Once in a while I forget myself. I already reviewed this wine about a year ago. I guess it didn’t make much of an impression. It’s a German Riesling. It stems from arguably the best region for this sometimes noble, often pedestrian grape, the Moselle/Saar/Ruwer region of southwestern Germany, not far from France. I tried once again unsuccessfully to get information about the E. T. Drathen winery. So let me tell you a bit about the region. While it is only in third place volume wise, MSR tends to be the most prestigious internationally. About 90% of their grapes are white, with Spaetburgunder (known elsewhere as Pinot Noir) accounting for about 4%. There’s lots to visit in this historic area such as the Roman wine exporting city of Trier whose underground cellars can store about 8 million gallons (approximately 40 million bottles). Make sure to visit the local wine festival on the second weekend in October. The companion wine is also a Riesling, an Israeli late harvest (dessert-style) at three times the price.

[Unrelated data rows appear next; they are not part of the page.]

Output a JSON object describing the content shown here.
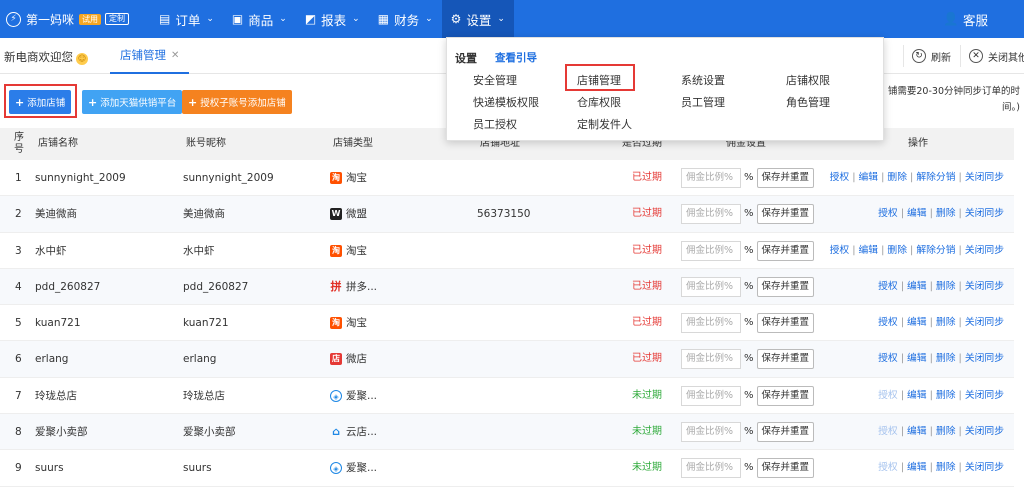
{
  "nav": {
    "brand": "第一妈咪",
    "badge_trial": "试用",
    "badge_custom": "定制",
    "items": [
      {
        "label": "订单",
        "icon": "order-icon"
      },
      {
        "label": "商品",
        "icon": "product-icon"
      },
      {
        "label": "报表",
        "icon": "chart-icon"
      },
      {
        "label": "财务",
        "icon": "finance-icon"
      },
      {
        "label": "设置",
        "icon": "gear-icon"
      }
    ],
    "service": "客服"
  },
  "tabs": {
    "welcome": "新电商欢迎您",
    "active": "店铺管理",
    "refresh": "刷新",
    "close_others": "关闭其他"
  },
  "actions": {
    "add_shop": "添加店铺",
    "add_supply": "添加天猫供销平台",
    "auth_sub": "授权子账号添加店铺",
    "notice_line1": "铺需要20-30分钟同步订单的时",
    "notice_line2": "间。)"
  },
  "table": {
    "headers": {
      "no": "序号",
      "name": "店铺名称",
      "account": "账号昵称",
      "type": "店铺类型",
      "address": "店铺地址",
      "expired": "是否过期",
      "commission": "佣金设置",
      "ops": "操作"
    },
    "commission_placeholder": "佣金比例%",
    "pct": "%",
    "save_label": "保存并重置",
    "sep": "|",
    "rows": [
      {
        "no": "1",
        "name": "sunnynight_2009",
        "account": "sunnynight_2009",
        "platform": "淘宝",
        "plat_icon": "淘",
        "plat_class": "p-tb",
        "address": "",
        "expired": "已过期",
        "exp_class": "exp-red",
        "ops": [
          "授权",
          "编辑",
          "删除",
          "解除分销",
          "关闭同步"
        ],
        "auth_disabled": false
      },
      {
        "no": "2",
        "name": "美迪微商",
        "account": "美迪微商",
        "platform": "微盟",
        "plat_icon": "W",
        "plat_class": "p-wm",
        "address": "56373150",
        "expired": "已过期",
        "exp_class": "exp-red",
        "ops": [
          "授权",
          "编辑",
          "删除",
          "关闭同步"
        ],
        "auth_disabled": false
      },
      {
        "no": "3",
        "name": "水中虾",
        "account": "水中虾",
        "platform": "淘宝",
        "plat_icon": "淘",
        "plat_class": "p-tb",
        "address": "",
        "expired": "已过期",
        "exp_class": "exp-red",
        "ops": [
          "授权",
          "编辑",
          "删除",
          "解除分销",
          "关闭同步"
        ],
        "auth_disabled": false
      },
      {
        "no": "4",
        "name": "pdd_260827",
        "account": "pdd_260827",
        "platform": "拼多...",
        "plat_icon": "拼",
        "plat_class": "p-pdd",
        "address": "",
        "expired": "已过期",
        "exp_class": "exp-red",
        "ops": [
          "授权",
          "编辑",
          "删除",
          "关闭同步"
        ],
        "auth_disabled": false
      },
      {
        "no": "5",
        "name": "kuan721",
        "account": "kuan721",
        "platform": "淘宝",
        "plat_icon": "淘",
        "plat_class": "p-tb",
        "address": "",
        "expired": "已过期",
        "exp_class": "exp-red",
        "ops": [
          "授权",
          "编辑",
          "删除",
          "关闭同步"
        ],
        "auth_disabled": false
      },
      {
        "no": "6",
        "name": "erlang",
        "account": "erlang",
        "platform": "微店",
        "plat_icon": "店",
        "plat_class": "p-wd",
        "address": "",
        "expired": "已过期",
        "exp_class": "exp-red",
        "ops": [
          "授权",
          "编辑",
          "删除",
          "关闭同步"
        ],
        "auth_disabled": false
      },
      {
        "no": "7",
        "name": "玲珑总店",
        "account": "玲珑总店",
        "platform": "爱聚...",
        "plat_icon": "◈",
        "plat_class": "p-ajj",
        "address": "",
        "expired": "未过期",
        "exp_class": "exp-green",
        "ops": [
          "授权",
          "编辑",
          "删除",
          "关闭同步"
        ],
        "auth_disabled": true
      },
      {
        "no": "8",
        "name": "爱聚小卖部",
        "account": "爱聚小卖部",
        "platform": "云店...",
        "plat_icon": "⌂",
        "plat_class": "p-yd",
        "address": "",
        "expired": "未过期",
        "exp_class": "exp-green",
        "ops": [
          "授权",
          "编辑",
          "删除",
          "关闭同步"
        ],
        "auth_disabled": true
      },
      {
        "no": "9",
        "name": "suurs",
        "account": "suurs",
        "platform": "爱聚...",
        "plat_icon": "◈",
        "plat_class": "p-ajj",
        "address": "",
        "expired": "未过期",
        "exp_class": "exp-green",
        "ops": [
          "授权",
          "编辑",
          "删除",
          "关闭同步"
        ],
        "auth_disabled": true
      }
    ]
  },
  "dropdown": {
    "title": "设置",
    "guide": "查看引导",
    "items": [
      {
        "label": "安全管理"
      },
      {
        "label": "店铺管理"
      },
      {
        "label": "系统设置"
      },
      {
        "label": "店铺权限"
      },
      {
        "label": "快递模板权限"
      },
      {
        "label": "仓库权限"
      },
      {
        "label": "员工管理"
      },
      {
        "label": "角色管理"
      },
      {
        "label": "员工授权"
      },
      {
        "label": "定制发件人"
      }
    ]
  }
}
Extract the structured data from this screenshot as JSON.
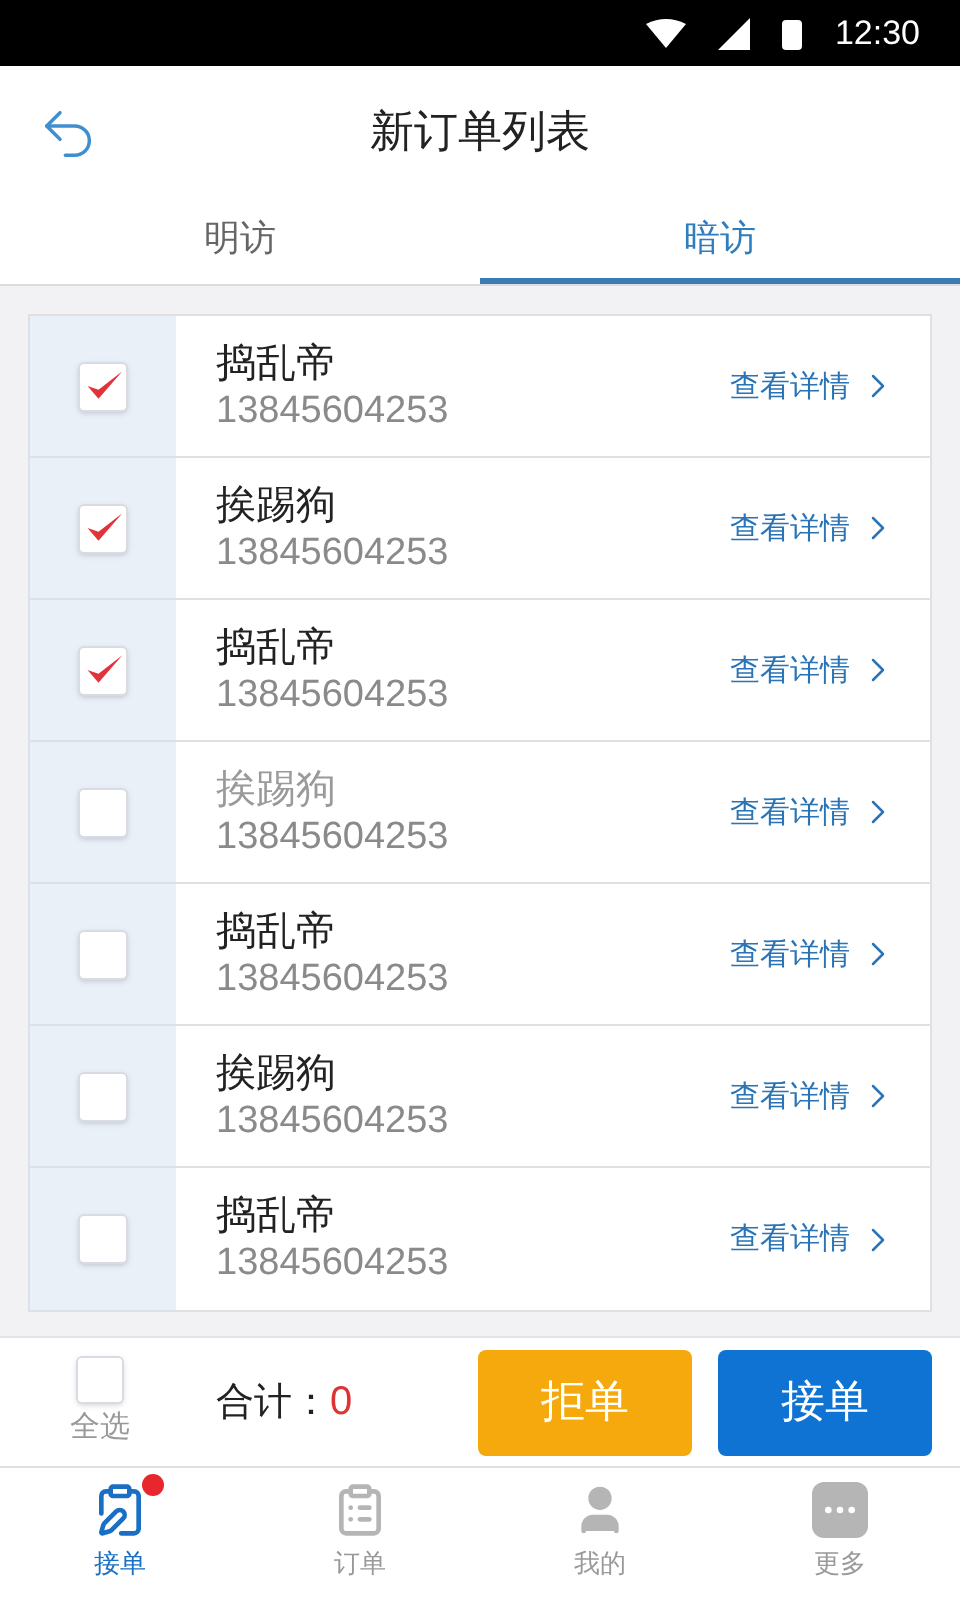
{
  "status_bar": {
    "time": "12:30"
  },
  "header": {
    "title": "新订单列表"
  },
  "tabs": [
    {
      "label": "明访",
      "selected": false
    },
    {
      "label": "暗访",
      "selected": true
    }
  ],
  "orders": [
    {
      "name": "捣乱帝",
      "phone": "13845604253",
      "checked": true,
      "disabled": false,
      "link": "查看详情"
    },
    {
      "name": "挨踢狗",
      "phone": "13845604253",
      "checked": true,
      "disabled": false,
      "link": "查看详情"
    },
    {
      "name": "捣乱帝",
      "phone": "13845604253",
      "checked": true,
      "disabled": false,
      "link": "查看详情"
    },
    {
      "name": "挨踢狗",
      "phone": "13845604253",
      "checked": false,
      "disabled": true,
      "link": "查看详情"
    },
    {
      "name": "捣乱帝",
      "phone": "13845604253",
      "checked": false,
      "disabled": false,
      "link": "查看详情"
    },
    {
      "name": "挨踢狗",
      "phone": "13845604253",
      "checked": false,
      "disabled": false,
      "link": "查看详情"
    },
    {
      "name": "捣乱帝",
      "phone": "13845604253",
      "checked": false,
      "disabled": false,
      "link": "查看详情"
    }
  ],
  "action_bar": {
    "select_all": {
      "label": "全选",
      "checked": false
    },
    "total_label": "合计：",
    "total": "0",
    "buttons": [
      {
        "label": "拒单",
        "kind": "reject"
      },
      {
        "label": "接单",
        "kind": "accept"
      }
    ]
  },
  "nav": [
    {
      "label": "接单",
      "kind": "accept",
      "selected": true,
      "badge": true
    },
    {
      "label": "订单",
      "kind": "orders",
      "selected": false,
      "badge": false
    },
    {
      "label": "我的",
      "kind": "me",
      "selected": false,
      "badge": false
    },
    {
      "label": "更多",
      "kind": "more",
      "selected": false,
      "badge": false
    }
  ]
}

OUR WINE REVIEW POLICY All wines that we taste and review have been purchased at the full retail price.

Wine Reviewed
Drathen Piesporter Michelsberg Riesling 2009 8.5 % alcohol about $9.50.

We can start by quoting the marketing materials. “Tasting Note: Light straw yellow color; medium sweet with citrus, mineral and apricot aromas and flavors; crisp acidity with light body and fruity finish. Serving Suggestion: Picnic fare; Asian cuisine; fruits and mild cheeses.” And now for my review.

At the first sips this wine was pleasantly sweet and offered balanced acidity. The initial meal was composed of commercial pancakes that featured zucchini and other vegetables The Riesling’s acidity increased. It was refreshing and limey. Was it long? A trace remained. Fresh raspberries added honey to this liquid.

My next meal started off with spinach in sesame seed covered puff pastry. Our Mosel friend responded with citrus and almost sharp acidity. Its sweetness was pleasant. A boxed Baked Ziti Siciliano that I liberally doused with grated Parmesan cheese thinned out the drink, which offered some citrus and a lightly metallic taste. Fresh blackberries “darkened” the wine and its sweetness nearly disappeared.

The final meal starred kube, ground beef stuffed inside jackets made of ground rice and ground chicken breast. In response I noted citrus and pleasant acidity with a tinge of honey, but the wine was too sweet. When it was paired with boiled potatoes cooked alongside the meat, the libation’s sweetness went into hiding as its citrus taste increased. Fresh strawberries rendered the liquid steely, and yet sweet.

Final verdict. This time I mean business; I won’t be buying it again. But the bottle wasn’t too bad for an inexpensive Riesling. This producer also sells a Liebfraumilch in both liter and 1.5 liter bottles. I’ll buy his Riesling first.

Levi Reiss authored or co-authored ten books on computers and the Internet, but prefers drinking fine wine. He teaches computer classes at an Ontario French-language community college. His global wine website www.theworldwidewine.com features a weekly review of $10 wines. Visit his wine, nutrition, and health website www.wineinyourdiet.com .

Tags: , , , , , , , , ,

Comments are closed.